→ SUPPLIED RECORDS:
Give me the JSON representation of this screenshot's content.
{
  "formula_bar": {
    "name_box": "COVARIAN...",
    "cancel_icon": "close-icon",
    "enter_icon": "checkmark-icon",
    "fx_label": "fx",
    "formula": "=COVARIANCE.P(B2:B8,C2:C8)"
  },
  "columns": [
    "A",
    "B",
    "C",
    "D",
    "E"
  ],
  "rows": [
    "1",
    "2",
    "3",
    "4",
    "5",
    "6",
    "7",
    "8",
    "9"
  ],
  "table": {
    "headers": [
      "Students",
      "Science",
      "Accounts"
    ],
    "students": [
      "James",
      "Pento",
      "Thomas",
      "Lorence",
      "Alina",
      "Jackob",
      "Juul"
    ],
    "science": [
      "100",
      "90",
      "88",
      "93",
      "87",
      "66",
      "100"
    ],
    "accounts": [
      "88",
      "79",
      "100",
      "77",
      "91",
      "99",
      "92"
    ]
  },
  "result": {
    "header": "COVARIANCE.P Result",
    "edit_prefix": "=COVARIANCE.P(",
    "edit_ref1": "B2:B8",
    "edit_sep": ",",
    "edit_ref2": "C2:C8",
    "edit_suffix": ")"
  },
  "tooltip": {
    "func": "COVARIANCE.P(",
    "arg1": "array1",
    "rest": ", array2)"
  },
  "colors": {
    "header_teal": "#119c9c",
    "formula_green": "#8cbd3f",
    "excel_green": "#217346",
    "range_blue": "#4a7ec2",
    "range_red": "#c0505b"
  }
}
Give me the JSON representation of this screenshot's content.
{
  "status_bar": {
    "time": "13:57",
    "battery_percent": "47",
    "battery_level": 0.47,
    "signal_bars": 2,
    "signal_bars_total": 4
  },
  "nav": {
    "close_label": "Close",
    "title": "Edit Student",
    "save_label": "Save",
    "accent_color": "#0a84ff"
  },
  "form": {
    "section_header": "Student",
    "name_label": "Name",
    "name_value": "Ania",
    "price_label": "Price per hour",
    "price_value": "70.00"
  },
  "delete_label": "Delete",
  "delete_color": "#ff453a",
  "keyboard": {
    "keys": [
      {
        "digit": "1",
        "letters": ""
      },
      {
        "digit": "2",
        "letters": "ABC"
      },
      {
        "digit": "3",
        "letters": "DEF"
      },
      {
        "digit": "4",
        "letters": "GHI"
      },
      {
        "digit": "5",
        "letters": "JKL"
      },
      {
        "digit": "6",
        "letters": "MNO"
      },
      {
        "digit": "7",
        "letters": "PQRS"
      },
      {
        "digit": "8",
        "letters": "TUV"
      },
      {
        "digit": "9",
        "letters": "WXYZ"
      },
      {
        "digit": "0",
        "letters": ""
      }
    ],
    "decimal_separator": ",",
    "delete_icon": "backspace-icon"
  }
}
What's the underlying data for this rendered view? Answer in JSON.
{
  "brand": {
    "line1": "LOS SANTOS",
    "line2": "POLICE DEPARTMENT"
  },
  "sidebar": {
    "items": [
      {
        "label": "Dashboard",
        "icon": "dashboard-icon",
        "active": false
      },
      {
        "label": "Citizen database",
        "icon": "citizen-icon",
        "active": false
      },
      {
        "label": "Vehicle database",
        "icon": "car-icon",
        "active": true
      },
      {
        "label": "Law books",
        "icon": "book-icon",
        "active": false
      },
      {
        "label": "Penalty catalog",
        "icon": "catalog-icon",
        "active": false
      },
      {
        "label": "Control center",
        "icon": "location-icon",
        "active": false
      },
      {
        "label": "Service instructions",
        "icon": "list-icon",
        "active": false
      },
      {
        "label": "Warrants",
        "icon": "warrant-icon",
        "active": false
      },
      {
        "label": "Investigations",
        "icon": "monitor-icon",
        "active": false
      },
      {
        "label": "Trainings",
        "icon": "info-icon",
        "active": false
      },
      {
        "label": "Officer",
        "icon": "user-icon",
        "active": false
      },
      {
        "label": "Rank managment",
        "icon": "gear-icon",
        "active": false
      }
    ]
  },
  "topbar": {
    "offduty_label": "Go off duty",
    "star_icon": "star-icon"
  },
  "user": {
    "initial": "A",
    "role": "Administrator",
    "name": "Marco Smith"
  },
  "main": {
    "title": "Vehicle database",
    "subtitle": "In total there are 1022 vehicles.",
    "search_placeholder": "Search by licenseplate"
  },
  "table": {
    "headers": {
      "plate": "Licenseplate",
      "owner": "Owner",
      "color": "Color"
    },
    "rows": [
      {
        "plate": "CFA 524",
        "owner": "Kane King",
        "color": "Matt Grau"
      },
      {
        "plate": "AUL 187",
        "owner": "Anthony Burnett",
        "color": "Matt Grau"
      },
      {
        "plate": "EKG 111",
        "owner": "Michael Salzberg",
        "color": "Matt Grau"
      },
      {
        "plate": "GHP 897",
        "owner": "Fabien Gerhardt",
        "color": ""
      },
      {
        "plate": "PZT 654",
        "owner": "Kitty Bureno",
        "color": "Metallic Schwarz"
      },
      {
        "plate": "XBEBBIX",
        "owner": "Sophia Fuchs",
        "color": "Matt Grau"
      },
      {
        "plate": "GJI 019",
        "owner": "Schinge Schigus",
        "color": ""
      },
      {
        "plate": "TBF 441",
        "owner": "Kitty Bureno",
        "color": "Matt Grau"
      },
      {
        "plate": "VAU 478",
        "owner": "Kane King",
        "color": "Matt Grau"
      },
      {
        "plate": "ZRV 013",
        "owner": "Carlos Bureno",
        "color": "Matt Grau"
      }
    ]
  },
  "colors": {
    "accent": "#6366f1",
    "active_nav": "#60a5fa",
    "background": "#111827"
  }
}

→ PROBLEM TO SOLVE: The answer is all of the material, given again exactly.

→ COMPLETED TASK:
Give me the JSON representation of this screenshot's content.
{
  "formula_bar": {
    "name_box": "COVARIAN...",
    "cancel_icon": "close-icon",
    "enter_icon": "checkmark-icon",
    "fx_label": "fx",
    "formula": "=COVARIANCE.P(B2:B8,C2:C8)"
  },
  "columns": [
    "A",
    "B",
    "C",
    "D",
    "E"
  ],
  "rows": [
    "1",
    "2",
    "3",
    "4",
    "5",
    "6",
    "7",
    "8",
    "9"
  ],
  "table": {
    "headers": [
      "Students",
      "Science",
      "Accounts"
    ],
    "students": [
      "James",
      "Pento",
      "Thomas",
      "Lorence",
      "Alina",
      "Jackob",
      "Juul"
    ],
    "science": [
      "100",
      "90",
      "88",
      "93",
      "87",
      "66",
      "100"
    ],
    "accounts": [
      "88",
      "79",
      "100",
      "77",
      "91",
      "99",
      "92"
    ]
  },
  "result": {
    "header": "COVARIANCE.P Result",
    "edit_prefix": "=COVARIANCE.P(",
    "edit_ref1": "B2:B8",
    "edit_sep": ",",
    "edit_ref2": "C2:C8",
    "edit_suffix": ")"
  },
  "tooltip": {
    "func": "COVARIANCE.P(",
    "arg1": "array1",
    "rest": ", array2)"
  },
  "colors": {
    "header_teal": "#119c9c",
    "formula_green": "#8cbd3f",
    "excel_green": "#217346",
    "range_blue": "#4a7ec2",
    "range_red": "#c0505b"
  }
}
Give me the JSON representation of this screenshot's content.
{
  "status_bar": {
    "time": "13:57",
    "battery_percent": "47",
    "battery_level": 0.47,
    "signal_bars": 2,
    "signal_bars_total": 4
  },
  "nav": {
    "close_label": "Close",
    "title": "Edit Student",
    "save_label": "Save",
    "accent_color": "#0a84ff"
  },
  "form": {
    "section_header": "Student",
    "name_label": "Name",
    "name_value": "Ania",
    "price_label": "Price per hour",
    "price_value": "70.00"
  },
  "delete_label": "Delete",
  "delete_color": "#ff453a",
  "keyboard": {
    "keys": [
      {
        "digit": "1",
        "letters": ""
      },
      {
        "digit": "2",
        "letters": "ABC"
      },
      {
        "digit": "3",
        "letters": "DEF"
      },
      {
        "digit": "4",
        "letters": "GHI"
      },
      {
        "digit": "5",
        "letters": "JKL"
      },
      {
        "digit": "6",
        "letters": "MNO"
      },
      {
        "digit": "7",
        "letters": "PQRS"
      },
      {
        "digit": "8",
        "letters": "TUV"
      },
      {
        "digit": "9",
        "letters": "WXYZ"
      },
      {
        "digit": "0",
        "letters": ""
      }
    ],
    "decimal_separator": ",",
    "delete_icon": "backspace-icon"
  }
}
What's the underlying data for this rendered view? Answer in JSON.
{
  "brand": {
    "line1": "LOS SANTOS",
    "line2": "POLICE DEPARTMENT"
  },
  "sidebar": {
    "items": [
      {
        "label": "Dashboard",
        "icon": "dashboard-icon",
        "active": false
      },
      {
        "label": "Citizen database",
        "icon": "citizen-icon",
        "active": false
      },
      {
        "label": "Vehicle database",
        "icon": "car-icon",
        "active": true
      },
      {
        "label": "Law books",
        "icon": "book-icon",
        "active": false
      },
      {
        "label": "Penalty catalog",
        "icon": "catalog-icon",
        "active": false
      },
      {
        "label": "Control center",
        "icon": "location-icon",
        "active": false
      },
      {
        "label": "Service instructions",
        "icon": "list-icon",
        "active": false
      },
      {
        "label": "Warrants",
        "icon": "warrant-icon",
        "active": false
      },
      {
        "label": "Investigations",
        "icon": "monitor-icon",
        "active": false
      },
      {
        "label": "Trainings",
        "icon": "info-icon",
        "active": false
      },
      {
        "label": "Officer",
        "icon": "user-icon",
        "active": false
      },
      {
        "label": "Rank managment",
        "icon": "gear-icon",
        "active": false
      }
    ]
  },
  "topbar": {
    "offduty_label": "Go off duty",
    "star_icon": "star-icon"
  },
  "user": {
    "initial": "A",
    "role": "Administrator",
    "name": "Marco Smith"
  },
  "main": {
    "title": "Vehicle database",
    "subtitle": "In total there are 1022 vehicles.",
    "search_placeholder": "Search by licenseplate"
  },
  "table": {
    "headers": {
      "plate": "Licenseplate",
      "owner": "Owner",
      "color": "Color"
    },
    "rows": [
      {
        "plate": "CFA 524",
        "owner": "Kane King",
        "color": "Matt Grau"
      },
      {
        "plate": "AUL 187",
        "owner": "Anthony Burnett",
        "color": "Matt Grau"
      },
      {
        "plate": "EKG 111",
        "owner": "Michael Salzberg",
        "color": "Matt Grau"
      },
      {
        "plate": "GHP 897",
        "owner": "Fabien Gerhardt",
        "color": ""
      },
      {
        "plate": "PZT 654",
        "owner": "Kitty Bureno",
        "color": "Metallic Schwarz"
      },
      {
        "plate": "XBEBBIX",
        "owner": "Sophia Fuchs",
        "color": "Matt Grau"
      },
      {
        "plate": "GJI 019",
        "owner": "Schinge Schigus",
        "color": ""
      },
      {
        "plate": "TBF 441",
        "owner": "Kitty Bureno",
        "color": "Matt Grau"
      },
      {
        "plate": "VAU 478",
        "owner": "Kane King",
        "color": "Matt Grau"
      },
      {
        "plate": "ZRV 013",
        "owner": "Carlos Bureno",
        "color": "Matt Grau"
      }
    ]
  },
  "colors": {
    "accent": "#6366f1",
    "active_nav": "#60a5fa",
    "background": "#111827"
  }
}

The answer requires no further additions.